◆ **REQUIRED ACTION**: Write out the records that follow with every word intact.

= Beginning of Section =

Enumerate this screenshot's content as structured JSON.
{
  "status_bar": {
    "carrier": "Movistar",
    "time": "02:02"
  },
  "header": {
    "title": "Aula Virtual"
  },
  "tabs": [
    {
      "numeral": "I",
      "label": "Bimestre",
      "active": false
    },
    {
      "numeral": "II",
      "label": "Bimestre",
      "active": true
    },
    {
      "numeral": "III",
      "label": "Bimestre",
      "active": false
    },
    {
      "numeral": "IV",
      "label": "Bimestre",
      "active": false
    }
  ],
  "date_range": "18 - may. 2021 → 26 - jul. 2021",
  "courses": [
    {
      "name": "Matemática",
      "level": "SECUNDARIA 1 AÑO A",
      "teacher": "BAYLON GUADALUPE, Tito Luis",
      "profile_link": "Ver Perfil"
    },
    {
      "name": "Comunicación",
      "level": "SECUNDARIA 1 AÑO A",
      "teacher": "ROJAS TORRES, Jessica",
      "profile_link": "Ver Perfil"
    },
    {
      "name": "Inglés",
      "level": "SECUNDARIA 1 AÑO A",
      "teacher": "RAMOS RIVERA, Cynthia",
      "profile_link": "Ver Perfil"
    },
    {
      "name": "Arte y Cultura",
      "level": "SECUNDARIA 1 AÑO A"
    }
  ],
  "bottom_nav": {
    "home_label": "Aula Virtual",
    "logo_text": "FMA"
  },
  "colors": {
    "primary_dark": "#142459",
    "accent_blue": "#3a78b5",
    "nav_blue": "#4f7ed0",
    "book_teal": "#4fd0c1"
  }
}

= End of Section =

◆ **FINISHED EXERCISE**:
Enumerate this screenshot's content as structured JSON.
{
  "status_bar": {
    "carrier": "Movistar",
    "time": "02:02"
  },
  "header": {
    "title": "Aula Virtual"
  },
  "tabs": [
    {
      "numeral": "I",
      "label": "Bimestre",
      "active": false
    },
    {
      "numeral": "II",
      "label": "Bimestre",
      "active": true
    },
    {
      "numeral": "III",
      "label": "Bimestre",
      "active": false
    },
    {
      "numeral": "IV",
      "label": "Bimestre",
      "active": false
    }
  ],
  "date_range": "18 - may. 2021 → 26 - jul. 2021",
  "courses": [
    {
      "name": "Matemática",
      "level": "SECUNDARIA 1 AÑO A",
      "teacher": "BAYLON GUADALUPE, Tito Luis",
      "profile_link": "Ver Perfil"
    },
    {
      "name": "Comunicación",
      "level": "SECUNDARIA 1 AÑO A",
      "teacher": "ROJAS TORRES, Jessica",
      "profile_link": "Ver Perfil"
    },
    {
      "name": "Inglés",
      "level": "SECUNDARIA 1 AÑO A",
      "teacher": "RAMOS RIVERA, Cynthia",
      "profile_link": "Ver Perfil"
    },
    {
      "name": "Arte y Cultura",
      "level": "SECUNDARIA 1 AÑO A"
    }
  ],
  "bottom_nav": {
    "home_label": "Aula Virtual",
    "logo_text": "FMA"
  },
  "colors": {
    "primary_dark": "#142459",
    "accent_blue": "#3a78b5",
    "nav_blue": "#4f7ed0",
    "book_teal": "#4fd0c1"
  }
}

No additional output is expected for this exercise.